What the task requires ::
Show all lines from the data that include the word "title".

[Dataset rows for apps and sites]
● ● ● ● ●
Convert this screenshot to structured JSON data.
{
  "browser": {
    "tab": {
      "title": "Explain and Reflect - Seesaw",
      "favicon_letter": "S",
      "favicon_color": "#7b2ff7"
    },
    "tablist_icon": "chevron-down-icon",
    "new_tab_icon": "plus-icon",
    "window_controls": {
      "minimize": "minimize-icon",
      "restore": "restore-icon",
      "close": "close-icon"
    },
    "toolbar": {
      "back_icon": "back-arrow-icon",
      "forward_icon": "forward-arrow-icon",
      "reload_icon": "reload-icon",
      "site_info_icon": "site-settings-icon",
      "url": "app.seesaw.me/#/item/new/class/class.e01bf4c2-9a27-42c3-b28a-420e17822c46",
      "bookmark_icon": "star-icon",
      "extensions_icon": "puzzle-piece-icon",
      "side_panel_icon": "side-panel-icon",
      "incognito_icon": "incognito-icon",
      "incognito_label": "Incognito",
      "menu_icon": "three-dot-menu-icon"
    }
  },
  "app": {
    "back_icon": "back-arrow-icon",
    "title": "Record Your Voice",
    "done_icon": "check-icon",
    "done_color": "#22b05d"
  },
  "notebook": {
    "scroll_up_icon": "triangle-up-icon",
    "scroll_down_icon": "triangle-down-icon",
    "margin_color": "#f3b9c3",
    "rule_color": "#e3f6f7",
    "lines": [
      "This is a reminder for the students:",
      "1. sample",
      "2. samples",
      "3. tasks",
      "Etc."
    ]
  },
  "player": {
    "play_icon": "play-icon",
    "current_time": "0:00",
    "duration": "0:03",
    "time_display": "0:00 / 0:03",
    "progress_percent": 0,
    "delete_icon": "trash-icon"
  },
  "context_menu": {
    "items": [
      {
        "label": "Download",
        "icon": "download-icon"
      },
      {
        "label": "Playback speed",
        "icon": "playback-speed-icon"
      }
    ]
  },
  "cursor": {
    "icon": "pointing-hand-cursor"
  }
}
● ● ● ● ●
Result of this task ::
      "title": "Explain and Reflect - Seesaw",
    "title": "Record Your Voice",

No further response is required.